“UM, music by intimidation. That’s what it is, isn’t it, really? We see it on MTV and stuff – y’know, when they bounce the cars up and down? MTV really hasn’t got a clue about what’s street, man, but Dr Dre is street, so I dunno. I do like some of that stuff; I think Cypress Hill are wonderful, but we don’t get exposed to it enough to make any judgment. I think Dre and Snoop Doggy Dogg have been picked up by their record companies, had shit loads of cash spent on them, had shit loads of exposure, so they became the acceptable face of what is unacceptable. It’s completely irrelevant whether they’ve got talent or not. I mean, I think Dr Dre actually has got something going for him because, y’know, they’re all silly keyboard sounds but it has a mood of its own, but I just feel intimidated by it. I can’t like music if the personalities who created it I find threatening or offensive. Sorry. Not because I vote Tory, but because I don’t understand it. I find it dull; it’s boring. It’s had loads of money spent on it and a lot of white people sit around going, ‘Yeah, this is great, and not knowing why. All I get is intimidation.”

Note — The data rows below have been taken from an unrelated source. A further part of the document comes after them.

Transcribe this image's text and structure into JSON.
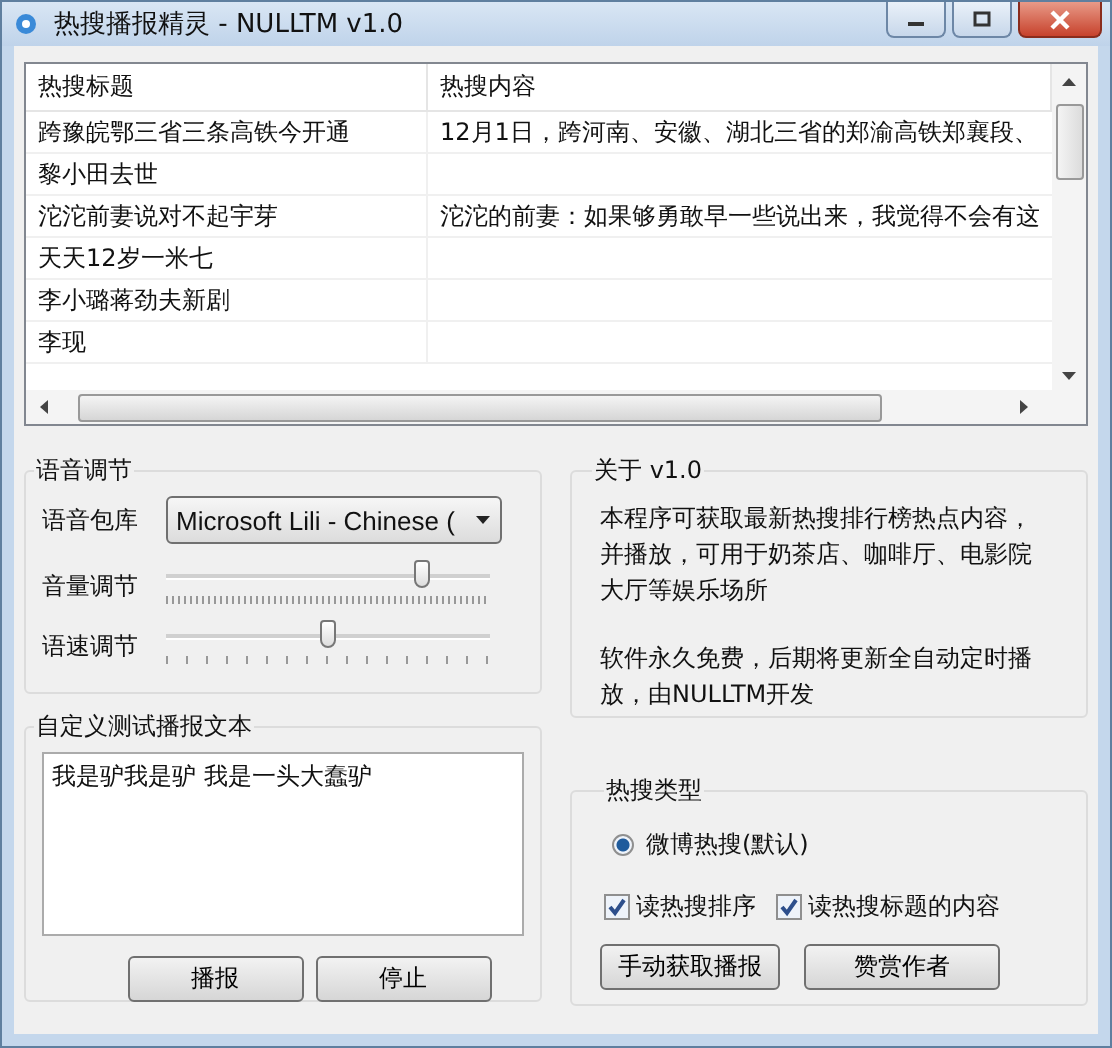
{
  "window": {
    "title": "热搜播报精灵 - NULLTM v1.0"
  },
  "hot_list": {
    "columns": [
      "热搜标题",
      "热搜内容"
    ],
    "rows": [
      [
        "跨豫皖鄂三省三条高铁今开通",
        "12月1日，跨河南、安徽、湖北三省的郑渝高铁郑襄段、"
      ],
      [
        "黎小田去世",
        ""
      ],
      [
        "沱沱前妻说对不起宇芽",
        "沱沱的前妻：如果够勇敢早一些说出来，我觉得不会有这"
      ],
      [
        "天天12岁一米七",
        ""
      ],
      [
        "李小璐蒋劲夫新剧",
        ""
      ],
      [
        "李现",
        ""
      ]
    ]
  },
  "voice": {
    "title": "语音调节",
    "voice_label": "语音包库",
    "voice_value": "Microsoft Lili - Chinese (",
    "sliders": [
      {
        "label": "音量调节",
        "level": 0.79
      },
      {
        "label": "语速调节",
        "level": 0.5
      }
    ]
  },
  "custom_text": {
    "title": "自定义测试播报文本",
    "value": "我是驴我是驴 我是一头大蠢驴",
    "buttons": [
      "播报",
      "停止"
    ]
  },
  "about": {
    "title": "关于 v1.0",
    "paragraphs": [
      "本程序可获取最新热搜排行榜热点内容，并播放，可用于奶茶店、咖啡厅、电影院大厅等娱乐场所",
      "软件永久免费，后期将更新全自动定时播放，由NULLTM开发"
    ]
  },
  "hot_type": {
    "title": "热搜类型",
    "options": [
      {
        "label": "微博热搜(默认)",
        "selected": true
      }
    ],
    "checkboxes": [
      {
        "label": "读热搜排序",
        "checked": true
      },
      {
        "label": "读热搜标题的内容",
        "checked": true
      }
    ],
    "buttons": [
      "手动获取播报",
      "赞赏作者"
    ]
  }
}
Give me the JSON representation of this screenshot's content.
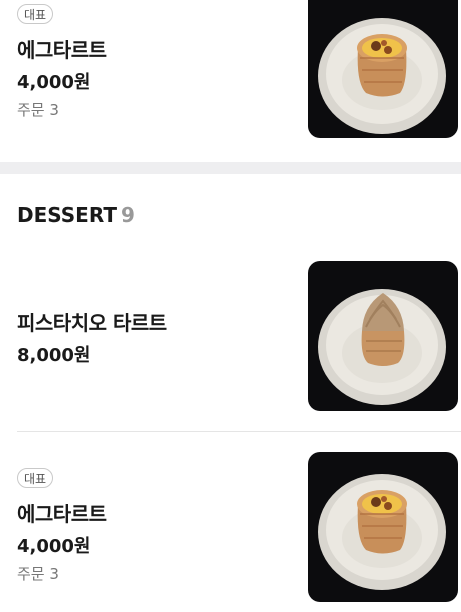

CONFIDE IN ME (deconstruction)
“KYLIE gets serious; I read it in The Face. It’s like Saint Etienne and it’s really doomy. Shit, looks like doom’s in. Good job our next album’s really happy, isn’t it? It’s alright. Get played, won’t it? It’s Kylie, everyone loves Kylie. It’s a bit surreal, though. The figure of the late Eighties who has absolutely no artistic control over anything she does at all, suddenly comes back saying she wants to be taken seriously now. Maybe we should do that as well. Maybe everybody should do that.”
EVERYWHERE EP (Tongue & Groove)
“IF I went into a bar and this was playing, I’d know I was in the wrong bar. But it will be playing in lots of bars soon.”
MADAME YEVONDE (elemental)
“WHEN it started up I knew where it would go, it went there and then it stopped. It was quite good, you know… Okay, it’s not.”
“THE Collapsed Lung mix is really good, great sounds. You can blow your stereo up with it. It’s like a landscape, it’s quite empty and it’s really nice, but the vocals screw it up for me because they’re so dull. Take the vocals off and it’d be great; ambient, but really good.”
CAR SEX (Sony Soho Square)
“I HEARD she was gonna make a comeback, and this is it, isn’t it? Smacks of record company involvement again, to me. “
JUST A MISDEMEANOR (Abstract Sounds)
“IT seems like there’s a lot of aggression there which is overlooking everything else. It certainly alienates me listening to it because it’s not the sort of aggression that’s coming out in the right way. It sounds like the fact that they’re good live is to do with how quietly and then how loudly they con play.”